The Fuji Instax Mini Evo instant camera is as fun as it is impractical

0

If you’re like most of us, you probably haven’t touched a point-and-shoot camera in years – they’ve long been overtaken by smartphones except for some high-end models. and novelty. The Fuji Instax Mini Evo is one of them: it’s a retro-style digital camera and instant photo printer in one. It doesn’t take great photos and costs more than expected, but the thing is so cute you might want one anyway.

The camera looks great. It’s a big little rectangle meant to look like it’s finished in metal and leather, with fun details like knurled function dials and a clickable faux film feed lever that you pull to print pictures. There’s a tripod mount on one side of the camera, and a MicroSD slot and micro USB port concealed under a flap at the bottom. The back has a three-inch LCD screen and a few buttons for adjusting settings, and there’s even an accessory shoe on top.

ANDROIDPOLICE VIDEO OF THE DAY

I just wish it was a little nicer. Despite appearances, the Mini Evo is entirely made of plastic, which gives it the look of a toy. I don’t think that’s entirely a bad thing – it’s kind of a toy, after all, and the low-rent feel is lovely. It would be much more charming in cheaper packaging, however; I expect more polished hardware for $200. There’s no viewfinder either; you’ll need to use the LCD screen to compose all of your shots. It’s bright enough to see outdoors most of the time, at least, but direct sunlight can be a problem.

It’s also, to be frank, not a very capable camera. It has a 1/5-inch, 2,560 x 1,920 sensor (that’s about five megapixels) at f/2.0, and photos are what you’d expect. They are looking Okay with enough light, but dynamic range is universally poor and the small sensor struggles indoors without the help of the built-in flash. Instant cameras have never been appreciated for their image quality, and the lo-fi shots are part of the appeal here – the tiny instant prints the camera throws out are going to look charming and charming anyway. blur, regardless of the quality of the source file. Just know that your phone definitely takes better photos.

To that end, you can connect your phone using Fuji’s Instax Mini Link app to print instant wallet-sized copies of any digital photos. However, the film can be expensive. Even the basic movie costs around $0.50-0.70 per shot. This is by no means a cheap way to get wallet-sized prints.

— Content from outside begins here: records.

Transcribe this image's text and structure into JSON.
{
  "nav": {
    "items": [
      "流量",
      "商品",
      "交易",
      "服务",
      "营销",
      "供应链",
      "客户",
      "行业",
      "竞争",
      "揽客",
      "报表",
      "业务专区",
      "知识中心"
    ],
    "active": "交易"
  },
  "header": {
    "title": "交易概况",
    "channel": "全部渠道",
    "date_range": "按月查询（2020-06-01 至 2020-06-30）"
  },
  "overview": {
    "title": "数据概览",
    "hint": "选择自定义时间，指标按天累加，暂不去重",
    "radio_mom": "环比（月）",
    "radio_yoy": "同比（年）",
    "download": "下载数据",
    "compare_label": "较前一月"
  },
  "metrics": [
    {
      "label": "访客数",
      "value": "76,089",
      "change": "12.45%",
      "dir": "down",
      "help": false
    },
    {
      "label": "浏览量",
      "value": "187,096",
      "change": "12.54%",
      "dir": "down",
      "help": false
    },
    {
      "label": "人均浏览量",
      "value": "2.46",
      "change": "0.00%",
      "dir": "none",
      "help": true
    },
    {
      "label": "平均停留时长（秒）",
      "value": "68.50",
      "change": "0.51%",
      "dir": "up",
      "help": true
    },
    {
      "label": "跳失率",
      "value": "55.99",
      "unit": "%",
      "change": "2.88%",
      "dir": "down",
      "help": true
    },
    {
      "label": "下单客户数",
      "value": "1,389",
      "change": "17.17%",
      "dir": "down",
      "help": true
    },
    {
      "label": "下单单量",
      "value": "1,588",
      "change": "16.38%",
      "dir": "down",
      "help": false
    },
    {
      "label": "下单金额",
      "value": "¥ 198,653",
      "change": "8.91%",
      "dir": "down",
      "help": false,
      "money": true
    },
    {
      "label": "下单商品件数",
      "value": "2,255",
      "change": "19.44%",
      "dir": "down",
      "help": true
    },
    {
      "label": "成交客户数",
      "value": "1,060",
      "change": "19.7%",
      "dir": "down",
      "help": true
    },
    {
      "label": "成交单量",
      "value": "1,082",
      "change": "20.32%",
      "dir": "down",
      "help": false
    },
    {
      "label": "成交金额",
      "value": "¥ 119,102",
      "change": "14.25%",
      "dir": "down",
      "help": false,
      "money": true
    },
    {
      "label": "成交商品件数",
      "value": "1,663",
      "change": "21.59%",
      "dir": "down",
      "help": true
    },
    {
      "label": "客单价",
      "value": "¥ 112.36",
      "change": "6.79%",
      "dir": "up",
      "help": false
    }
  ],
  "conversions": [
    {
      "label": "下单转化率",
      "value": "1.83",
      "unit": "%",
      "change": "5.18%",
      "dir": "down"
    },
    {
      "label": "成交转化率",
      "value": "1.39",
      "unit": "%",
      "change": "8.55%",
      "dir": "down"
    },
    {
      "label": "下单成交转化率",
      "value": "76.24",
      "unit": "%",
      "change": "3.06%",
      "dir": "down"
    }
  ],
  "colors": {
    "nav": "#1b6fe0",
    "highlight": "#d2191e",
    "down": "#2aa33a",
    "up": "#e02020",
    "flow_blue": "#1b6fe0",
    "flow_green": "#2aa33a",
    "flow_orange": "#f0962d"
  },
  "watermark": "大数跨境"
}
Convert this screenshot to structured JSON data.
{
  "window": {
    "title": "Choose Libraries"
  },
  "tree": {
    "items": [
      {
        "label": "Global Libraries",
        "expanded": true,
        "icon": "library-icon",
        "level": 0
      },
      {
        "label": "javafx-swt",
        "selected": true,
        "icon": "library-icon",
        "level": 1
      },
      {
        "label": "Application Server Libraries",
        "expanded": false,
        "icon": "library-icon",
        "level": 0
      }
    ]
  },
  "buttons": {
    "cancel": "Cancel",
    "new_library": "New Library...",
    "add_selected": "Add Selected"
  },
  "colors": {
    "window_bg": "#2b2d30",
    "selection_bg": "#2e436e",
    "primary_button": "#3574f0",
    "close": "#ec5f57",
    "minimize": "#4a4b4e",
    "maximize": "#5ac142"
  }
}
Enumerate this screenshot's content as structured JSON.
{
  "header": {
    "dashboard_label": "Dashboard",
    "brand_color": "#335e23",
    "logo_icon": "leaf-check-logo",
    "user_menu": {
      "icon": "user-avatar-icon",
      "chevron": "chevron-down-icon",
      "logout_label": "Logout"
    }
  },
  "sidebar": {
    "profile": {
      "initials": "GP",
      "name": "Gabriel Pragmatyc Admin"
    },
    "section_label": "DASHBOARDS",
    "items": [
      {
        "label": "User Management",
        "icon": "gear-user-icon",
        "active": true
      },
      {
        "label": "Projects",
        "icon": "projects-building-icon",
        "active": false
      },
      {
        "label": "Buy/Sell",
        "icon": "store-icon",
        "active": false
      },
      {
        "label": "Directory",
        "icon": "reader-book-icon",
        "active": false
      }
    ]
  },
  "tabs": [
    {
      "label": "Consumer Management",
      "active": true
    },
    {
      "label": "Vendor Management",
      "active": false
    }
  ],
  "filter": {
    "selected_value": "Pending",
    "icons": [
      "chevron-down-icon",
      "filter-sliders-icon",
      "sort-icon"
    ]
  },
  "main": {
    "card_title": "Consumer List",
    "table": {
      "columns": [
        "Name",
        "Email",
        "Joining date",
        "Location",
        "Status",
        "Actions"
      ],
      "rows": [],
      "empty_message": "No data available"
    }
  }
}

Filming with the Mini Evo is more entertaining than using your phone, thanks in part to its lens and film effects. It has 10 of each, and browsing through them is as easy as turning the camera dials. The dial around the lens controls lens effects while the one above cycles through different films. Basically, the effects are just filters, but some of them, like double exposure and fish-eye, can be a lot of fun. Being able to combine lens and film filters means you also have plenty of options to fine-tune the look of your shots – 100 options, to be exact.

Photos taken with various lens and film effects.

You’ll have to shell out for a MicroSD card if you plan on filming for more than a few minutes; the Instax Mini Evo only has room for about 45 photos in its internal memory. You’ll also need to dig up a micro USB cable to charge it. Fuji’s high-end cameras have switched to USB-C; the Instax Mini Evo is obviously not courting the same consumer, but it’s still a shame to see him using an obsolete charger.

There’s nothing practical about the Instax Mini Evo, but it’s not meant to be – it’s new. If all you’re looking for is a way to get instant photo prints from your phone, Fujifilm sells standalone printers that will do just that for half the price of the Evo Mini. But the camera is cute and getting around its limitations can be a fun challenge. If this is right for you and your budget can support it, go ahead and grab one – just make sure you know what you’re getting into.

Fuji Instax Mini Evo Store

Shop at Best BuyBuy Now


google-chrome-ap-whirl-hero

Google Chrome Versions: What’s New in Each Version

Read more


Share.

Comments are closed.